October 28 –Lecture Topic: "Modernity and its problématique for Japanese Constitutional Theory."
Hajime Yamamoto; Professor and Vice-Dean, Keio University Law School
Professor Yamamoto, who has recently spoken as a panelist at Harvard Law's Institute for Global Law and Policy on the topic of "Japanese Legal Thought and Globalization," will share his thoughts on the Japanese constitution.
November 14 – Lecture Topic: "Reflections on the Legal Profession and its Future in China."
Jingwen Zhu; Associate Professor Lecturer of Jurisprudence, Renmin University of China
Professor Zhu's research interests include Jurisprudence, Sociology of Law, Comparative Law, Law and Globalization, and he has published numerous articles and books such as "The Socialist Legal System with Chinese Characteristics: Its Structure, Feature and Trends," "The Sociological Method in Legal Study," and "Is the Globalization 'denationalization.' "
He has also taught as a Senior Visiting Fulbright Professor at the University of Wisconsin Law School, at Indiana University Law School as a teaching professor, and at Leiden University European Center as a Senior Visiting Professor.
November 18 - The Griffith & Patricia Way Lecture: "Hiroshima and the Historians." AT 220 KANE HALL, 7:00 PM
Kenneth B. Pyle, the UW Henry M. Jackson Professor of History and Asian Studies
Professor Pyle is considered one of the world's most eminent scholars on Japan, and in 1997 he was decorated by the Government of Japan with the Order of the Rising Sun for his contributions to scholarship and cultural exchange.
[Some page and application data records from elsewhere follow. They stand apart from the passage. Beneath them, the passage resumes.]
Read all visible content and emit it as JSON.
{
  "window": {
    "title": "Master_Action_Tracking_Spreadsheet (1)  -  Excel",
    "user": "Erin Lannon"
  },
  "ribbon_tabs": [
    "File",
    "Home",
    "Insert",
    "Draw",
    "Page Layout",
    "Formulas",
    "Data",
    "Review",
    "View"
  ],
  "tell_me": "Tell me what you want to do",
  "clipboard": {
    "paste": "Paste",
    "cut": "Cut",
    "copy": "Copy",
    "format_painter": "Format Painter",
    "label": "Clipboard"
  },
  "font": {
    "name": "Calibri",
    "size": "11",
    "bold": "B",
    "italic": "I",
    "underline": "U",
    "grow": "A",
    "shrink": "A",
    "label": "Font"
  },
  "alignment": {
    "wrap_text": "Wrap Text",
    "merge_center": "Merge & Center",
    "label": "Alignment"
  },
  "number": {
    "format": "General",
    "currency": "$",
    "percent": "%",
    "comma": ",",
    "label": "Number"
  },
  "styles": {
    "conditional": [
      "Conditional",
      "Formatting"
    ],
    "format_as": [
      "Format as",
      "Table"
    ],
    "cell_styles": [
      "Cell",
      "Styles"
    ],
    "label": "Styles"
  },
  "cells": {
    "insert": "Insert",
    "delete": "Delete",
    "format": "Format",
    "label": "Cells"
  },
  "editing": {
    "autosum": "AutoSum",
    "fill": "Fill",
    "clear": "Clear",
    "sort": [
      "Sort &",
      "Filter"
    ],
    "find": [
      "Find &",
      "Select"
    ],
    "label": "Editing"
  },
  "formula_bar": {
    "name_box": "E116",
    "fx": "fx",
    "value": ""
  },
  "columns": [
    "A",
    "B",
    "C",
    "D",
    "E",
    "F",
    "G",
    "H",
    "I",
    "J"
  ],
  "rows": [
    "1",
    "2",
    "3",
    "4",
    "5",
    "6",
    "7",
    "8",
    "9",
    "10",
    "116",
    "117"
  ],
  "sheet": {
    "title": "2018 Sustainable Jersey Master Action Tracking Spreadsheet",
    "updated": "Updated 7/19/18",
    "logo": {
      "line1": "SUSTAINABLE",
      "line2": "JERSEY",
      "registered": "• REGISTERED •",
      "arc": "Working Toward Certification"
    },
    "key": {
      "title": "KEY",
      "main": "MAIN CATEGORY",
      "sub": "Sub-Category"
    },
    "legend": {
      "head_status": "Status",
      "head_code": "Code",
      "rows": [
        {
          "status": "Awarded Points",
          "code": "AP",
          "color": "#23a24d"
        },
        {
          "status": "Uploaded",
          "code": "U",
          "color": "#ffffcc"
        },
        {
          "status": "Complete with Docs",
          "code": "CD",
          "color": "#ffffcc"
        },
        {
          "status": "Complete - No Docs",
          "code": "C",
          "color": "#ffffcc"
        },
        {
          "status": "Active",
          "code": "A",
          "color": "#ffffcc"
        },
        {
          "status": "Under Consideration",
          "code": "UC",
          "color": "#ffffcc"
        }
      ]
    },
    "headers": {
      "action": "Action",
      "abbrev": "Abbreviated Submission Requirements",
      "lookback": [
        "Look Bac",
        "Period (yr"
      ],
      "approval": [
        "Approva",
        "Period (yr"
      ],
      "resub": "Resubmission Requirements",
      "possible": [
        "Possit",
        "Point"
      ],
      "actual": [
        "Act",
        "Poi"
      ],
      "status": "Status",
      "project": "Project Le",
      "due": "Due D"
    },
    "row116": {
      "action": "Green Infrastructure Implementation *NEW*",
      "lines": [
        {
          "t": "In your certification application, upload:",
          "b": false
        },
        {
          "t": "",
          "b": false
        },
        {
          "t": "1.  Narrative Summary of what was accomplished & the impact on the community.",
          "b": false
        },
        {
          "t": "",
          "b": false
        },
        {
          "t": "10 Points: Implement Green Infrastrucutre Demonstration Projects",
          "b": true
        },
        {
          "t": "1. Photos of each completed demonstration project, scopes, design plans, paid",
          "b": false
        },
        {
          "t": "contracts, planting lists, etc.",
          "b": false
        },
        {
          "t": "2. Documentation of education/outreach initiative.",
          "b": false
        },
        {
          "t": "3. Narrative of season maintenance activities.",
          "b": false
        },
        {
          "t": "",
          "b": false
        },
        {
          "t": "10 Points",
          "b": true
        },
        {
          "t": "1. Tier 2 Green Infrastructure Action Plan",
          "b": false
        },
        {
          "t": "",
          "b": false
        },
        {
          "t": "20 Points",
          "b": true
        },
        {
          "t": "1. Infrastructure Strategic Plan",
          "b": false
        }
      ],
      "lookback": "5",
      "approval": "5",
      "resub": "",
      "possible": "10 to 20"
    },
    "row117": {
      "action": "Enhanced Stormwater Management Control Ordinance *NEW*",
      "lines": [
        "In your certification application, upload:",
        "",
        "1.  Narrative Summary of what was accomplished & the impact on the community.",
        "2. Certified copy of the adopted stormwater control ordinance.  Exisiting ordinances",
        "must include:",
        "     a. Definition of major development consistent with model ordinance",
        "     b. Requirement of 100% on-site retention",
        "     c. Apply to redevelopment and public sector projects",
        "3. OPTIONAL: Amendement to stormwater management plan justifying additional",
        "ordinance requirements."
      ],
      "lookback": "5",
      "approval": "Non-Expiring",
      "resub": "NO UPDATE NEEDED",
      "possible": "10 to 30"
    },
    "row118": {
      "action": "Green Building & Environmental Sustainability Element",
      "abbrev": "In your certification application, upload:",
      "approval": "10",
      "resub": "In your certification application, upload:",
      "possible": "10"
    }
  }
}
In 2008 he was the recipient of the Japan Foundation's Prize in Japanese Studies for which he and his wife were accorded an audience with the emperor and empress. Prof. Pyle is the founding president of the National Bureau of Asian Research. He is the author and editor of numerous books on modern Japan and its history, and his most recent publication, written for the Century Foundation, is Japan Rising: The Resurgence of Japanese Power and Purpose(2007).
November 26 – Lecture Topic: "The Village Paradigm: Is It Still Viable?"
John Haley; Professor of Law, Vanderbilt University; Visiting Professor, UW Law
In Authority without Power: Law and the Japanese Paradox
(1991), Prof. Haley argued that the mura provided a primary model for understanding contemporary Japan. In this forthcoming lecture he reintroduces the notion but raises the question whether the village paradigm remains viable given recent political, economic, and legal change.
Professor John Haley served as Director of the Asian Law Center from 1974 to 2000. He is one of the nation's outstanding international and comparative law scholars and is widely credited with having popularized Japanese legal studies. In June 2012, Professor Haley was awarded The Order of the Rising Sun (3rd Class) from the Emperor of Japan for his contribution to the discipline of Japanese law and education to Japanese legal professionals and academics. His academic works include historical studies of law in Japan, Hispanic America, and medieval Europe, as well as contemporary issues of constitutional adjudication and contract law. His award-winning 1991 book, Authority without Power: Law and the Japanese Paradox
, and his article, "The Myth of the Reluctant Litigant," are considered leading works in the field.